Executive Director, Environment Texas
Executive Director, Environment Texas
AUSTIN – With the Texas House expected to approve a parks funding bill today, Environment Texas released a new report warning that many biologically important natural areas in Texas are threatened with development. The group used the report’s findings to call on the Legislature to appropriate at least $15 million per year to acquire threatened natural areas and protect them as state parks. Environment Texas also called on the Legislature not to eliminate park discounts for school, church and scout groups, as may be required in the current budget.
“Today, the Texas House can take an important step to restore our parks to excellence by removing the cap on their main funding source – the ‘sporting goods tax’, said Luke Metzger, Director of Environment Texas. “But our parks will only get the funds they desperately need if the funds are appropriated, and currently the budget continues to shortchange our parks, particularly in the area of land acquisition.”
Today, the Texas House of Representatives will consider HB 12 (Hilderbran), which would remove the cap on the “sporting goods sales tax”, which generates more than $100 million per year, to help fund Texas state and local parks. However, the funds can only be appropriated through the state budget.
Currently, the House version of the state budget includes $9.6 million over two years, generated from the sale of another state park in Fort Worth, to acquire new parkland. However, neither the House nor Senate version of the budget includes any new resources towards a land acquisition program. The House budget does include some funds for acquisition in the “wish list” section of the budget, known as Article XI. A budget conference committee, which is currently meeting, would have to put appropriations for acquisition directly in the budget.
The state maintains sizable parks in west Texas and other parts of the state, but Texas’ metropolitan areas are notably underserved. Texas averages about 52 acres of parkland per 1000 people, but the Dallas area has just 15.9 acres per 1000 people. Polling done by Texas Tech University found that Texans “are becoming increasingly frustrated about the lack of access to lands to experience nature.” With Texas’ population expected to double in the next few decades, demand will grow for access to parks and natural areas close to urban areas will be lost to encroaching development.
Last summer, the Texas Parks and Wildlife Department (TPWD) convened a blue ribbon commission to examine the needs of the parks and determined that despite Texas’ rapid growth, “there has not been a major acquisition and development program for state parks since 1967.” The panel recommended that the Legislature appropriate at least $15 million per year for acquisition and development of new parks and the expansion of existing parks.
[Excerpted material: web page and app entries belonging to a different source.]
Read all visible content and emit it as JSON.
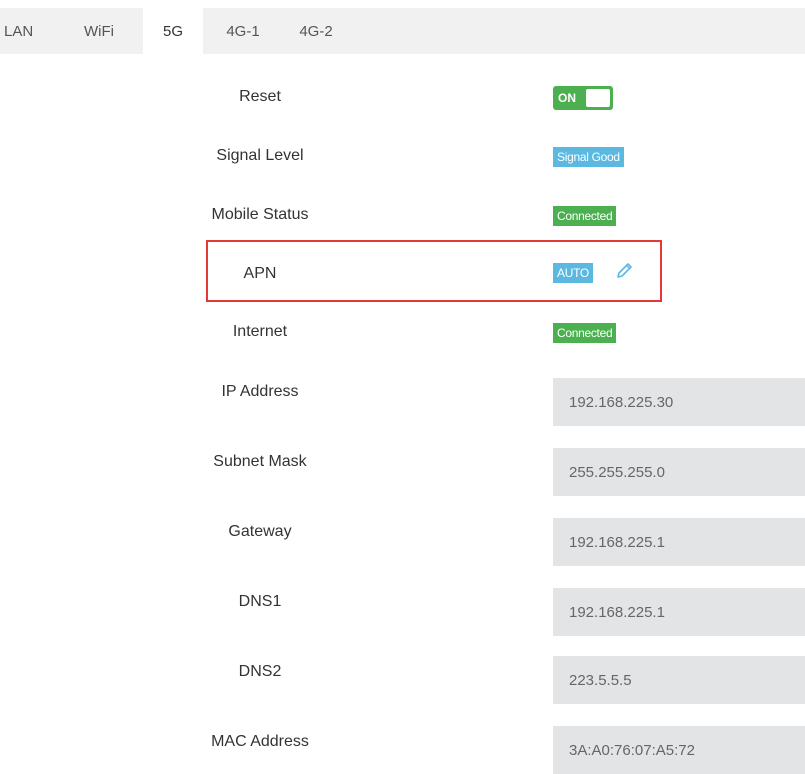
{
  "tabs": [
    {
      "label": "LAN"
    },
    {
      "label": "WiFi"
    },
    {
      "label": "5G",
      "active": true
    },
    {
      "label": "4G-1"
    },
    {
      "label": "4G-2"
    }
  ],
  "reset": {
    "label": "Reset",
    "toggle_text": "ON",
    "state": "on"
  },
  "signal_level": {
    "label": "Signal Level",
    "badge": "Signal Good"
  },
  "mobile_status": {
    "label": "Mobile Status",
    "badge": "Connected"
  },
  "apn": {
    "label": "APN",
    "badge": "AUTO",
    "edit_icon": "pencil-icon"
  },
  "internet": {
    "label": "Internet",
    "badge": "Connected"
  },
  "ip_address": {
    "label": "IP Address",
    "value": "192.168.225.30"
  },
  "subnet_mask": {
    "label": "Subnet Mask",
    "value": "255.255.255.0"
  },
  "gateway": {
    "label": "Gateway",
    "value": "192.168.225.1"
  },
  "dns1": {
    "label": "DNS1",
    "value": "192.168.225.1"
  },
  "dns2": {
    "label": "DNS2",
    "value": "223.5.5.5"
  },
  "mac_address": {
    "label": "MAC Address",
    "value": "3A:A0:76:07:A5:72"
  },
  "colors": {
    "toggle_on": "#4caf50",
    "badge_blue": "#5bb8e0",
    "badge_green": "#4caf50",
    "highlight": "#e53935",
    "field_bg": "#e2e4e6"
  }
}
“Texans have had enough of the Legislature’s budget shell game and want our parks to get the funds they need to return to excellence,” said Metzger.
TPWD has proposed establishing four to six new 5,000-acre parks near major metro areas, including in the DFW region. The department is currently investigating several potential sites, including in Palo Pinto County just west of Fort Worth. Palo Pinto, known as the “hill country” of North Texas, is an area where the Brazos River flows through beautiful cedar-covered hills and mountains; old growth timber still exists, with post oaks believed to be more than 100 years old; and birdwatchers observe more than 280 species of birds, even endangered species such as Whooping Crane and the Golden-cheeked Warbler. The park could help protect the threatened cross-timbers ecosystem, currently ranked lowest in the state in “conserved status” by TPWD.
Environment Texas also called on the Legislature not to eliminate parks discounts for school, church and scout groups. The Senate version of the budget currently directs TPWD to generate $16 million of their budget through “enhanced collections.” The budget prohibits the department from generating these funds from increases in state park user fees, so presumably the funds would need to come in part from the elimination of discounts.
Environment Texas is a statewide, citizens advocacy group based in Austin.